PROBLEM TO SOLVE: Each record is to be given again without alteration.

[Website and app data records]
★ ★ ★ ★ ★ ★ ★
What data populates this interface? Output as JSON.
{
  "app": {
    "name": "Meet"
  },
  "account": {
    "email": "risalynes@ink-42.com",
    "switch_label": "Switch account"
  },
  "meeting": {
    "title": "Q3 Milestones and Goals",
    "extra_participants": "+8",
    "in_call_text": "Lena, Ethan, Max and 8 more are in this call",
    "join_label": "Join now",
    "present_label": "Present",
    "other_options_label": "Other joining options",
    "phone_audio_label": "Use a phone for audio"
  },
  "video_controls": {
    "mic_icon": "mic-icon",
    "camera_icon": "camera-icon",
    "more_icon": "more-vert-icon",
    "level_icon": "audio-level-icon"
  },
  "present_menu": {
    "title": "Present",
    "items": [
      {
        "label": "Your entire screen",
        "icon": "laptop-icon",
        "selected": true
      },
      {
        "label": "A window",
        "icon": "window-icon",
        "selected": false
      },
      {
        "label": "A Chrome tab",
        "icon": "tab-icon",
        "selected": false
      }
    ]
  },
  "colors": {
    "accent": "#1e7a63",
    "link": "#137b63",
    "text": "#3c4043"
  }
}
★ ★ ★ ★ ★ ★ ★
TASK SOLUTION:
What data populates this interface? Output as JSON.
{
  "app": {
    "name": "Meet"
  },
  "account": {
    "email": "risalynes@ink-42.com",
    "switch_label": "Switch account"
  },
  "meeting": {
    "title": "Q3 Milestones and Goals",
    "extra_participants": "+8",
    "in_call_text": "Lena, Ethan, Max and 8 more are in this call",
    "join_label": "Join now",
    "present_label": "Present",
    "other_options_label": "Other joining options",
    "phone_audio_label": "Use a phone for audio"
  },
  "video_controls": {
    "mic_icon": "mic-icon",
    "camera_icon": "camera-icon",
    "more_icon": "more-vert-icon",
    "level_icon": "audio-level-icon"
  },
  "present_menu": {
    "title": "Present",
    "items": [
      {
        "label": "Your entire screen",
        "icon": "laptop-icon",
        "selected": true
      },
      {
        "label": "A window",
        "icon": "window-icon",
        "selected": false
      },
      {
        "label": "A Chrome tab",
        "icon": "tab-icon",
        "selected": false
      }
    ]
  },
  "colors": {
    "accent": "#1e7a63",
    "link": "#137b63",
    "text": "#3c4043"
  }
}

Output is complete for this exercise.